━━━━━ STUDY MATERIAL

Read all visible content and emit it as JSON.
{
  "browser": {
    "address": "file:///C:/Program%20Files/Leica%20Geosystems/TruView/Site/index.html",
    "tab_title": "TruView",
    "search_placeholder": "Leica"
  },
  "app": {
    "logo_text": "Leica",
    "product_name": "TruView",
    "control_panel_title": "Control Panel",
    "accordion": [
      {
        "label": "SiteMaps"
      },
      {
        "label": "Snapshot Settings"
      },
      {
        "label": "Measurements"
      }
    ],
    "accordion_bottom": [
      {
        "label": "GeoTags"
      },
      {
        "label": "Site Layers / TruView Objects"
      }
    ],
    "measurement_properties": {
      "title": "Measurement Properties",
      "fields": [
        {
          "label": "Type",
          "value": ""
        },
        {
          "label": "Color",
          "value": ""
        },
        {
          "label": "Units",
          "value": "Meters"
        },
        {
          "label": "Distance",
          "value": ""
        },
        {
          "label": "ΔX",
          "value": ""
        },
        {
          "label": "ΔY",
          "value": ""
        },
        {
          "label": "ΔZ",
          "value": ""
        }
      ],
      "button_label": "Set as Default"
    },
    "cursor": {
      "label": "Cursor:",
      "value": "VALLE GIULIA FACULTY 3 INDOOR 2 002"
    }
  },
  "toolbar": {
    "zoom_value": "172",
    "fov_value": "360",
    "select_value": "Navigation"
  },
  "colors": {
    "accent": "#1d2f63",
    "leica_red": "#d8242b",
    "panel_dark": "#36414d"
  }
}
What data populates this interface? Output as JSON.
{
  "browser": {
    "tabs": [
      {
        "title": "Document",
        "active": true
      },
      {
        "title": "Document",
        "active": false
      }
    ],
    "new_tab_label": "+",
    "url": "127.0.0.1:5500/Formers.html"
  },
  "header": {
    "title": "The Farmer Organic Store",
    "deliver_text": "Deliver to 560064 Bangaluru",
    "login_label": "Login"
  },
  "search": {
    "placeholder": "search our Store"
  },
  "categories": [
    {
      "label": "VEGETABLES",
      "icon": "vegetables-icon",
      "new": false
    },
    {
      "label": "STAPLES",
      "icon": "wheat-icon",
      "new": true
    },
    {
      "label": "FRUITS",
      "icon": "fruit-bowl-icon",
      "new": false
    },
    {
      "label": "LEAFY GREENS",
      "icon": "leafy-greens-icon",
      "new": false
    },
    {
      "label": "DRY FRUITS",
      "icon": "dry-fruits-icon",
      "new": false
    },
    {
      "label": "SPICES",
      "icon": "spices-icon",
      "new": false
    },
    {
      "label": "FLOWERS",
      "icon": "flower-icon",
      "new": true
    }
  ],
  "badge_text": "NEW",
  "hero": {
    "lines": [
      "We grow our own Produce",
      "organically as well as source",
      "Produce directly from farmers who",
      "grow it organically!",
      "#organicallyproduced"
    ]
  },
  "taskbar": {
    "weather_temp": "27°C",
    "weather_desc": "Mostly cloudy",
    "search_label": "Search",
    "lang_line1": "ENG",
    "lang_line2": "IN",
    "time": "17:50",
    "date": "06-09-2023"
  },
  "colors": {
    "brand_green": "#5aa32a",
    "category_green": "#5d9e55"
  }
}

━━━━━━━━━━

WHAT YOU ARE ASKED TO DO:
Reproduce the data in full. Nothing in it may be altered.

TASK RESULT:
Read all visible content and emit it as JSON.
{
  "browser": {
    "address": "file:///C:/Program%20Files/Leica%20Geosystems/TruView/Site/index.html",
    "tab_title": "TruView",
    "search_placeholder": "Leica"
  },
  "app": {
    "logo_text": "Leica",
    "product_name": "TruView",
    "control_panel_title": "Control Panel",
    "accordion": [
      {
        "label": "SiteMaps"
      },
      {
        "label": "Snapshot Settings"
      },
      {
        "label": "Measurements"
      }
    ],
    "accordion_bottom": [
      {
        "label": "GeoTags"
      },
      {
        "label": "Site Layers / TruView Objects"
      }
    ],
    "measurement_properties": {
      "title": "Measurement Properties",
      "fields": [
        {
          "label": "Type",
          "value": ""
        },
        {
          "label": "Color",
          "value": ""
        },
        {
          "label": "Units",
          "value": "Meters"
        },
        {
          "label": "Distance",
          "value": ""
        },
        {
          "label": "ΔX",
          "value": ""
        },
        {
          "label": "ΔY",
          "value": ""
        },
        {
          "label": "ΔZ",
          "value": ""
        }
      ],
      "button_label": "Set as Default"
    },
    "cursor": {
      "label": "Cursor:",
      "value": "VALLE GIULIA FACULTY 3 INDOOR 2 002"
    }
  },
  "toolbar": {
    "zoom_value": "172",
    "fov_value": "360",
    "select_value": "Navigation"
  },
  "colors": {
    "accent": "#1d2f63",
    "leica_red": "#d8242b",
    "panel_dark": "#36414d"
  }
}
What data populates this interface? Output as JSON.
{
  "browser": {
    "tabs": [
      {
        "title": "Document",
        "active": true
      },
      {
        "title": "Document",
        "active": false
      }
    ],
    "new_tab_label": "+",
    "url": "127.0.0.1:5500/Formers.html"
  },
  "header": {
    "title": "The Farmer Organic Store",
    "deliver_text": "Deliver to 560064 Bangaluru",
    "login_label": "Login"
  },
  "search": {
    "placeholder": "search our Store"
  },
  "categories": [
    {
      "label": "VEGETABLES",
      "icon": "vegetables-icon",
      "new": false
    },
    {
      "label": "STAPLES",
      "icon": "wheat-icon",
      "new": true
    },
    {
      "label": "FRUITS",
      "icon": "fruit-bowl-icon",
      "new": false
    },
    {
      "label": "LEAFY GREENS",
      "icon": "leafy-greens-icon",
      "new": false
    },
    {
      "label": "DRY FRUITS",
      "icon": "dry-fruits-icon",
      "new": false
    },
    {
      "label": "SPICES",
      "icon": "spices-icon",
      "new": false
    },
    {
      "label": "FLOWERS",
      "icon": "flower-icon",
      "new": true
    }
  ],
  "badge_text": "NEW",
  "hero": {
    "lines": [
      "We grow our own Produce",
      "organically as well as source",
      "Produce directly from farmers who",
      "grow it organically!",
      "#organicallyproduced"
    ]
  },
  "taskbar": {
    "weather_temp": "27°C",
    "weather_desc": "Mostly cloudy",
    "search_label": "Search",
    "lang_line1": "ENG",
    "lang_line2": "IN",
    "time": "17:50",
    "date": "06-09-2023"
  },
  "colors": {
    "brand_green": "#5aa32a",
    "category_green": "#5d9e55"
  }
}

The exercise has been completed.